Dataset items:
....

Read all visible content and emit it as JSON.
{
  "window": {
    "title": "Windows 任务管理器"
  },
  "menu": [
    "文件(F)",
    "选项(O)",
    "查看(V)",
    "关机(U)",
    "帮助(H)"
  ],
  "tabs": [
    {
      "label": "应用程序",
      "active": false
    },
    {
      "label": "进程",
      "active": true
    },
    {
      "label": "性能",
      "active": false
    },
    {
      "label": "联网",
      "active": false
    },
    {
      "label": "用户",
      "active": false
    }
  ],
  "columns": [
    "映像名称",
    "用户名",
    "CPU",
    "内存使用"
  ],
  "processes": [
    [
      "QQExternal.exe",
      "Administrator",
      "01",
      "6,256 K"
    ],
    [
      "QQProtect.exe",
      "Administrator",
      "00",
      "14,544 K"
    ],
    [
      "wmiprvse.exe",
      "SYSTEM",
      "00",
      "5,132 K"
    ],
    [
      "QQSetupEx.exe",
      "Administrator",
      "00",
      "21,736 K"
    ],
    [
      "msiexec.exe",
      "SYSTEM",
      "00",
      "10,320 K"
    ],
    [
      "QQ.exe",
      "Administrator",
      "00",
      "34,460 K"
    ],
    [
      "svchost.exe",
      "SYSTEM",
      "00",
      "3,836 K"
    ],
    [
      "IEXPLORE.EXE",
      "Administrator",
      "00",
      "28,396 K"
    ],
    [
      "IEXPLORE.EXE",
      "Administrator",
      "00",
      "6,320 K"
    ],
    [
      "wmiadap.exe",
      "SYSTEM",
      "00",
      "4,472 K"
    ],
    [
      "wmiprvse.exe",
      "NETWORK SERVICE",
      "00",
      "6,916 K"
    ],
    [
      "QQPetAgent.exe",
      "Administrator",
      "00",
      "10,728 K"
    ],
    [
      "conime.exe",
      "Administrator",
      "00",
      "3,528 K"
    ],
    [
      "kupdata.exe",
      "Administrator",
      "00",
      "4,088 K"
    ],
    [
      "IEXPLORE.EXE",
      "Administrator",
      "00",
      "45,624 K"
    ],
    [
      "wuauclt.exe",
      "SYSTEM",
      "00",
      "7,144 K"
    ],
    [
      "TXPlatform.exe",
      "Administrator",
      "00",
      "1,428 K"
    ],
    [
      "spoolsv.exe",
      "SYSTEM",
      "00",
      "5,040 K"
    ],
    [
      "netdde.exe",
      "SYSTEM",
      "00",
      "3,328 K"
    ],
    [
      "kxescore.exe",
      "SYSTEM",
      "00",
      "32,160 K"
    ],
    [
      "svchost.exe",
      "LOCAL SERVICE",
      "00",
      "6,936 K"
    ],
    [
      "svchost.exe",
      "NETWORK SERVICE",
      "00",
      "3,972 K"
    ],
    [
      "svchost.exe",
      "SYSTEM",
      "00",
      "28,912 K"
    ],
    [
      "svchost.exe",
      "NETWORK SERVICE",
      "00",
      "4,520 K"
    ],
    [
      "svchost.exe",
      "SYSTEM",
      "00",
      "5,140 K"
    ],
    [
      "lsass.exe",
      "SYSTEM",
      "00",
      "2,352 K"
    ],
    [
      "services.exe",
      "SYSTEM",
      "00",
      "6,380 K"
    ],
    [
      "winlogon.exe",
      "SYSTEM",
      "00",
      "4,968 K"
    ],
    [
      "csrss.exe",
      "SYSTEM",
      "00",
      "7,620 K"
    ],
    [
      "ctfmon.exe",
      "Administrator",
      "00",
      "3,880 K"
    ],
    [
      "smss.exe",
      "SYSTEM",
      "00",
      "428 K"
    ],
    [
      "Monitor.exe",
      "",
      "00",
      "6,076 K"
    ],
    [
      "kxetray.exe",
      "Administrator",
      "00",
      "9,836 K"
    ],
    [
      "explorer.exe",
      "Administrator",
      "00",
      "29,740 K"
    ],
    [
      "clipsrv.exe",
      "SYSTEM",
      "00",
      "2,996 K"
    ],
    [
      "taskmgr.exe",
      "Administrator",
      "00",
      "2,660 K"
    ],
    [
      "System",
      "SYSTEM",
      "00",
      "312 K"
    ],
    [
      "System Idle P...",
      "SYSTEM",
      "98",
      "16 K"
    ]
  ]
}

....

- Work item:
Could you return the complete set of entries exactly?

- Response to this task:
Read all visible content and emit it as JSON.
{
  "window": {
    "title": "Windows 任务管理器"
  },
  "menu": [
    "文件(F)",
    "选项(O)",
    "查看(V)",
    "关机(U)",
    "帮助(H)"
  ],
  "tabs": [
    {
      "label": "应用程序",
      "active": false
    },
    {
      "label": "进程",
      "active": true
    },
    {
      "label": "性能",
      "active": false
    },
    {
      "label": "联网",
      "active": false
    },
    {
      "label": "用户",
      "active": false
    }
  ],
  "columns": [
    "映像名称",
    "用户名",
    "CPU",
    "内存使用"
  ],
  "processes": [
    [
      "QQExternal.exe",
      "Administrator",
      "01",
      "6,256 K"
    ],
    [
      "QQProtect.exe",
      "Administrator",
      "00",
      "14,544 K"
    ],
    [
      "wmiprvse.exe",
      "SYSTEM",
      "00",
      "5,132 K"
    ],
    [
      "QQSetupEx.exe",
      "Administrator",
      "00",
      "21,736 K"
    ],
    [
      "msiexec.exe",
      "SYSTEM",
      "00",
      "10,320 K"
    ],
    [
      "QQ.exe",
      "Administrator",
      "00",
      "34,460 K"
    ],
    [
      "svchost.exe",
      "SYSTEM",
      "00",
      "3,836 K"
    ],
    [
      "IEXPLORE.EXE",
      "Administrator",
      "00",
      "28,396 K"
    ],
    [
      "IEXPLORE.EXE",
      "Administrator",
      "00",
      "6,320 K"
    ],
    [
      "wmiadap.exe",
      "SYSTEM",
      "00",
      "4,472 K"
    ],
    [
      "wmiprvse.exe",
      "NETWORK SERVICE",
      "00",
      "6,916 K"
    ],
    [
      "QQPetAgent.exe",
      "Administrator",
      "00",
      "10,728 K"
    ],
    [
      "conime.exe",
      "Administrator",
      "00",
      "3,528 K"
    ],
    [
      "kupdata.exe",
      "Administrator",
      "00",
      "4,088 K"
    ],
    [
      "IEXPLORE.EXE",
      "Administrator",
      "00",
      "45,624 K"
    ],
    [
      "wuauclt.exe",
      "SYSTEM",
      "00",
      "7,144 K"
    ],
    [
      "TXPlatform.exe",
      "Administrator",
      "00",
      "1,428 K"
    ],
    [
      "spoolsv.exe",
      "SYSTEM",
      "00",
      "5,040 K"
    ],
    [
      "netdde.exe",
      "SYSTEM",
      "00",
      "3,328 K"
    ],
    [
      "kxescore.exe",
      "SYSTEM",
      "00",
      "32,160 K"
    ],
    [
      "svchost.exe",
      "LOCAL SERVICE",
      "00",
      "6,936 K"
    ],
    [
      "svchost.exe",
      "NETWORK SERVICE",
      "00",
      "3,972 K"
    ],
    [
      "svchost.exe",
      "SYSTEM",
      "00",
      "28,912 K"
    ],
    [
      "svchost.exe",
      "NETWORK SERVICE",
      "00",
      "4,520 K"
    ],
    [
      "svchost.exe",
      "SYSTEM",
      "00",
      "5,140 K"
    ],
    [
      "lsass.exe",
      "SYSTEM",
      "00",
      "2,352 K"
    ],
    [
      "services.exe",
      "SYSTEM",
      "00",
      "6,380 K"
    ],
    [
      "winlogon.exe",
      "SYSTEM",
      "00",
      "4,968 K"
    ],
    [
      "csrss.exe",
      "SYSTEM",
      "00",
      "7,620 K"
    ],
    [
      "ctfmon.exe",
      "Administrator",
      "00",
      "3,880 K"
    ],
    [
      "smss.exe",
      "SYSTEM",
      "00",
      "428 K"
    ],
    [
      "Monitor.exe",
      "",
      "00",
      "6,076 K"
    ],
    [
      "kxetray.exe",
      "Administrator",
      "00",
      "9,836 K"
    ],
    [
      "explorer.exe",
      "Administrator",
      "00",
      "29,740 K"
    ],
    [
      "clipsrv.exe",
      "SYSTEM",
      "00",
      "2,996 K"
    ],
    [
      "taskmgr.exe",
      "Administrator",
      "00",
      "2,660 K"
    ],
    [
      "System",
      "SYSTEM",
      "00",
      "312 K"
    ],
    [
      "System Idle P...",
      "SYSTEM",
      "98",
      "16 K"
    ]
  ]
}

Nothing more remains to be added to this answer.